Seven examples of chondrosarcoma of the extraskeletal soft tissues are presented together with a review of nineteen previously reported cases. There was considerable variation in the size of the tumors. The age range of the patients was wide. Males predominated seventeen to nine. The lesions may appear as either a painless or painful tumor which may or may not be visualized on the roentgenogram as a tumor with or without stippling. In a few of the cases the exact anatomical site of origin of the lesion could not be determined; in the others the tumor was found to arise from a bursa, muscle, fascia, or connective tissue. No tumor arose from bone, cartilage, or periosteum. The tumors usually were firm peripherally and soft centrally. The cut surfaces showed wide variations in color. The lesions have the same histological features as chondrosarcoma of bone and showed marked variation in the matrix and the cellular elements. Treatment should consist in excisional biopsy followed by definitive wide resection. Amputation is indicated when the tumor recurs or when bone has been invaded. Since recurrence has been reported as early as two months and as late as fifteen years after the primary operation, all patients should be carefully followed. Eleven of the tumors recurred and four metastasized. The exact incidence of recurrence and metastases is not known because of inadequate follow-up which exceeded five years in only four of the cases.
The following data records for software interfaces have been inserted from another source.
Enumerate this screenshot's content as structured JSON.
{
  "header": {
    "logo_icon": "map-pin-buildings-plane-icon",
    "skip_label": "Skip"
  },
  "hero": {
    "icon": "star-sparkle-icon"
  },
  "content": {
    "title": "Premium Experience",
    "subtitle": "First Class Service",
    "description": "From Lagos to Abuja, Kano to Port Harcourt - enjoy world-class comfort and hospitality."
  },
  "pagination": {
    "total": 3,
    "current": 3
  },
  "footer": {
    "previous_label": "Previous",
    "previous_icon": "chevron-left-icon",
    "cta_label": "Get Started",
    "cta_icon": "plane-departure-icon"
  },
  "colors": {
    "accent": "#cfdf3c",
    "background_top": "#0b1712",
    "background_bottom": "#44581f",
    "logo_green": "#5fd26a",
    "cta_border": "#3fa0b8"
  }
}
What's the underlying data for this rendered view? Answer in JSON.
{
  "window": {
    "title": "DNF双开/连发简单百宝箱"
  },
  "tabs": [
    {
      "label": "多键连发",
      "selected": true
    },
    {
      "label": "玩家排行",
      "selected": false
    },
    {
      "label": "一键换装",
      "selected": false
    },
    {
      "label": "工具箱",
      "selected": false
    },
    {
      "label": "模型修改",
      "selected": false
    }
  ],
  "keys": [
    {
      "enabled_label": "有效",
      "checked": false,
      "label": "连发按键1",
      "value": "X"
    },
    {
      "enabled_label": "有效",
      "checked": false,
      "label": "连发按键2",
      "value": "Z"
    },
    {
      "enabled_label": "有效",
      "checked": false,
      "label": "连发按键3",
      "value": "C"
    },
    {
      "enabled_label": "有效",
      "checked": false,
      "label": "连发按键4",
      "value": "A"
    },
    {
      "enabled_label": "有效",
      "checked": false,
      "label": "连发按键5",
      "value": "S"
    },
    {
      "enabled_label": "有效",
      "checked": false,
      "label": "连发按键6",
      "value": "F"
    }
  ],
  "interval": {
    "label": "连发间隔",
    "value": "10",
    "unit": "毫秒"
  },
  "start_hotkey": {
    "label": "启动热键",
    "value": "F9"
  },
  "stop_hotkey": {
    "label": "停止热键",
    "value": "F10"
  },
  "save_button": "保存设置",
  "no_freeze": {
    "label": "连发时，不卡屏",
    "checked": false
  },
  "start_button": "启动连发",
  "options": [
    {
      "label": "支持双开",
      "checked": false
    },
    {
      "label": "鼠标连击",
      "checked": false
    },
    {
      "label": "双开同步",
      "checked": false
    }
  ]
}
Follow-up was either not recorded or was less than five years in twenty-two cases.
Copyright 1967 by The Journal of Bone and Joint Surgery, Incorporated